Later, Pearl sued him for divorce and accused him of abusing her and using “vile and opprobrious epithets towards and about her.” She further alleged “gross neglect of duty” in failing to support her. William’s worth at the time of their divorce was $140,000. The judge ruled in her favor.

In February 1910, an ad ran in the Daily Oklahoman for an auction on Feb. 15 of all of Mr. Moon’s buildings, including his residence and “one $35,000 brick hotel with 50 rooms, and opera house and barber shop combined.”

Moon stated his “health and other business” as the reason for his retirement. He proudly declared, “I made over $50,000 in four years and there is a better opening now than I had.”

His “health” problem was that earlier in January, his son, Oscar, had stabbed him during a quarrel in the bank at Caddo. The newspaper account said that William became “indignant” over something Oscar said, and slapped him. Oscar retaliated by stabbing him in the face, neck and back.

In 1911, William Moon was convicted of adultery with Lula Manning and fined $250. His nieces, Carrie and Hattie, told Caddo historian Erma Taylor that the couple met at a party in Dallas. They ultimately married and lived in Dallas until his death. Carrie said, “Lula called him Mr. Moon.
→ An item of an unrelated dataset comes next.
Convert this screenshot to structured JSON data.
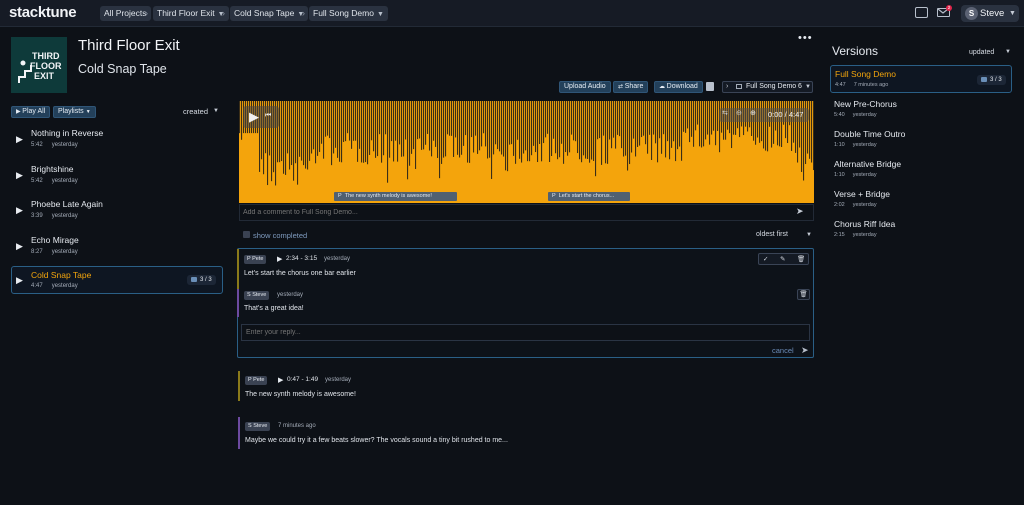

Mr. Moon kept a gun under his pillow.”

There are more random items about William Moon during the next few years: lawsuits against others, an arrest for violating Internal Revenue laws, mention of a family dispute, property transfers, liquor violations.

There was also more family tragedy: In 1916 William’s other son, Will, died in a gin accident in Kiowa. His obituary states that he was buried in Caddo “beside his mother.”

W. J. Moon may have been a successful businessman, but his money didn’t buy him happiness.

Bryan County History is a weekly feature contributed by members of the Bryan County Genealogy Library and Archives in Calera. The views and opinions expressed here are the author’s own and do not necessarily reflect those of Texoma Marketing and Media Group. Is there a historic event or topic you want to read about? Contact the library at P.O. Box 153, Calera, OK 74730.